Pa. Ranjith’s Kaala, showcased in Hindi, Tamil and Telugu, is a captivating socio-drama. It is a family-friendly tale with all the trappings of a South Indian fare. It is a superhero film of a different variety.
The film begins on a weak, unimpressive note that represents comic book graphics, but soon, it builds the momentum that is expected of a Rajinikanth film. It is a pot-boiler packed with Rajinikanth antics, albeit in diminishing proportion.
Nevertheless, it would appeal not only to his ardent fans and sceptical viewers, but also to every “urban-poor” living in the slums of the city.
A fiction, set in Dharavi – Asia’s largest slum in Mumbai – the film cheerfully exposes the anguish of the “urban-poor” migrants living in the slums of the city.
It is their struggle against the land grabbers who are trying to exploit them in the garb of government schemes and city redevelopment.
The film is uncomfortable but convincing, illuminating the inconvenient sides of the development.

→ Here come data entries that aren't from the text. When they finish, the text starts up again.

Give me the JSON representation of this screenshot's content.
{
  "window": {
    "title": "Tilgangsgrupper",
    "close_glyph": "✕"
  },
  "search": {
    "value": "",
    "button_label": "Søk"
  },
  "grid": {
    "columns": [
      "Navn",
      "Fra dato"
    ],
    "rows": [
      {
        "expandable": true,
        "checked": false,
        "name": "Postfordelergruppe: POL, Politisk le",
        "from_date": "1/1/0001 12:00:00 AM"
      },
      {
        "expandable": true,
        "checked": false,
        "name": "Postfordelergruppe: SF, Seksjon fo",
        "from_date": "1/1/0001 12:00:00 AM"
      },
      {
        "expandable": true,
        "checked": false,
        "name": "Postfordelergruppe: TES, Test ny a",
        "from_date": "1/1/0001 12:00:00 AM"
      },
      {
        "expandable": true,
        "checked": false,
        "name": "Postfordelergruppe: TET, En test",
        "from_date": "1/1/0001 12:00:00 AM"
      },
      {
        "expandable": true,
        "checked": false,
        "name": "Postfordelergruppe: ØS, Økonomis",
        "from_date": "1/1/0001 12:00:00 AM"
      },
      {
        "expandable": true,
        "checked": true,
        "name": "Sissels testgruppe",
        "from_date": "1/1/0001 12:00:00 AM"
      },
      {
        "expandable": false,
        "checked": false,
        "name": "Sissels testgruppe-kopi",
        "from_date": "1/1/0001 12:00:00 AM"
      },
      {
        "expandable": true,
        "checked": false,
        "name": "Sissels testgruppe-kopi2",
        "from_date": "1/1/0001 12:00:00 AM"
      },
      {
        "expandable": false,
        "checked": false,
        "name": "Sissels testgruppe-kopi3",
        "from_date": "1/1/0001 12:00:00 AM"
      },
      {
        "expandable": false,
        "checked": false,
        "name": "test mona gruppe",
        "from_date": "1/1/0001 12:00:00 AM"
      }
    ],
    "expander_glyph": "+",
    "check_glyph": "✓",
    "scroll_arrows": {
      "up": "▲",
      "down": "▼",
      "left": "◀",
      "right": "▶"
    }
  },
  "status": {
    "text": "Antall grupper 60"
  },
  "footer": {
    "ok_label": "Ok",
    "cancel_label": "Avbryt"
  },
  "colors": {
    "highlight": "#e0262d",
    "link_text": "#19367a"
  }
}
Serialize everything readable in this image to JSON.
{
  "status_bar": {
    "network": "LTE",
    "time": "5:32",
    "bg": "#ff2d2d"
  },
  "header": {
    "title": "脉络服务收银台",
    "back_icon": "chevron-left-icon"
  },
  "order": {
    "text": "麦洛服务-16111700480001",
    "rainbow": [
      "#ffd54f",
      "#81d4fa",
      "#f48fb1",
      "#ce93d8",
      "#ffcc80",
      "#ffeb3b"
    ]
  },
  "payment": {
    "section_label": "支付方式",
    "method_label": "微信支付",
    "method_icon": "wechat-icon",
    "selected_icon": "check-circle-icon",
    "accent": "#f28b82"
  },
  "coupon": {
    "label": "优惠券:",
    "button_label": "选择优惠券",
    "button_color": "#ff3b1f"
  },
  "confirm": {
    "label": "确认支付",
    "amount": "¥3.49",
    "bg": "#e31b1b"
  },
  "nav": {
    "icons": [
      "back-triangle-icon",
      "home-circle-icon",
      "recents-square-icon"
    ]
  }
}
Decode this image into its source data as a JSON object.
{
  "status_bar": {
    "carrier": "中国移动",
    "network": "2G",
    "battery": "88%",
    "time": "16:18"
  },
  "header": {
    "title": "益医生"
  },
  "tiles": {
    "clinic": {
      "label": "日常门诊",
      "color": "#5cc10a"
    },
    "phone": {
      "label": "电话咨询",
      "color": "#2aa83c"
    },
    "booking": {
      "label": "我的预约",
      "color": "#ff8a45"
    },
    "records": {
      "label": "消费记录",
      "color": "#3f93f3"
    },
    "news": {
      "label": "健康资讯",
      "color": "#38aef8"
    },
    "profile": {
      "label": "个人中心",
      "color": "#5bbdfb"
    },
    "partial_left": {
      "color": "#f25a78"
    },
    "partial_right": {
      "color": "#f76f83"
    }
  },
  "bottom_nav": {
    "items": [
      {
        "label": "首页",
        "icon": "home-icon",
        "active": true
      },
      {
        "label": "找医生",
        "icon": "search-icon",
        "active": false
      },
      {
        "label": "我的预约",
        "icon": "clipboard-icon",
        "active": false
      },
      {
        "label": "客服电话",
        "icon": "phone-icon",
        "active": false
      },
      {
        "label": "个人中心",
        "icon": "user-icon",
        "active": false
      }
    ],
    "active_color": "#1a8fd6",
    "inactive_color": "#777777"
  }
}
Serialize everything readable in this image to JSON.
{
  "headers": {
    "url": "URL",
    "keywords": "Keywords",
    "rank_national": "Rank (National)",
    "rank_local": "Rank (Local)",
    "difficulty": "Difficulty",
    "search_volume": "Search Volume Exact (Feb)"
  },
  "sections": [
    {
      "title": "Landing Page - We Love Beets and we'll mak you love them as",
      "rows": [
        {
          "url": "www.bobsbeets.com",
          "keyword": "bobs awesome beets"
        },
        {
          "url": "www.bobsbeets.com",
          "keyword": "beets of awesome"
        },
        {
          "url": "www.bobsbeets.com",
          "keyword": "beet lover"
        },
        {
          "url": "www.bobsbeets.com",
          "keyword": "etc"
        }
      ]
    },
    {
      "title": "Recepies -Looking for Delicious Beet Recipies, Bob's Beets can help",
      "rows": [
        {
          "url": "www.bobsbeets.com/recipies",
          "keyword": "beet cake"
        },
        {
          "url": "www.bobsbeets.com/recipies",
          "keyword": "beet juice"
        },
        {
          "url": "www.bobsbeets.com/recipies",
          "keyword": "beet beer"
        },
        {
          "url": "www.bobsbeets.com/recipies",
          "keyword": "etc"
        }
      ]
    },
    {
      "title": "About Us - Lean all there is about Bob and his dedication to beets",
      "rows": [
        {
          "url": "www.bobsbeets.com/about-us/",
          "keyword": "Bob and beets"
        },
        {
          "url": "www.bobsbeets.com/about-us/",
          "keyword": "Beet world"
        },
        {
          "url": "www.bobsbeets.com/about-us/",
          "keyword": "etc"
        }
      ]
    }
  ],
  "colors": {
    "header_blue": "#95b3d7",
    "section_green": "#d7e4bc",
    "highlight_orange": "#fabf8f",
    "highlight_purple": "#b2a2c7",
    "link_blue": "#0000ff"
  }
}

Haridada (Nana Patekar), a goon who has been elevated to the post of a Union Minister, along with his cronies is hell-bent on usurping Dharavi. With the help of his supporter Vishubhai (Sampath Raj) he tries to evacuate the people from there. How, Karikaalan (Rajinikanth) aka Kaala, a migrant from Tirunelveli, becomes a spike in Haridada’s plans, forms the crux of the tale.
The narrative keeps you hooked – wondering how far Kaala will go or how he will get out of his troubles. The plot has its graph chalked to perfection, despite major edit jump-cuts. There is never a moment that drags. The dialogues are peppy with the right amount of humour, emotions and melodrama.
With age, Rajinikanth has mellowed, he plays his age and perfectly portrays the comical aspects of a petty gangster with all pride but no substance.
His action scenes definitely seem laboured. But fortunately for him since the director focused his energies on the tale and not on him, he was spared the embarrassment of performance.
Nana Patekar as the uncompromising and ambitious Haridada stands tall as he matches Rajinikanth in stature and demeanour. But then, this is not his story about his bumpy quest for more power and money.
Huma Qureshi as Zarina, the head of an NGO interested in uplifting the slum, Easwari Rao as Kaala’s wife Selvi, Anjali Patil as Charumati aka Toofani as an aggressive resident of the area and the girlfriend of Kaala’s son Lenin, are earnest. The trio balance the gender scale with each one of them having their moments of on-screen glory.
Mounted with grand production values, the set showcasing Dharavi appears to be a synthetic and antiseptic place. It is difficult to identify with it, minus the squalor.
Overall, the film with the title which is used as a double entendre, is entertaining as a realistic guide to the dirty side of slum redevelopment.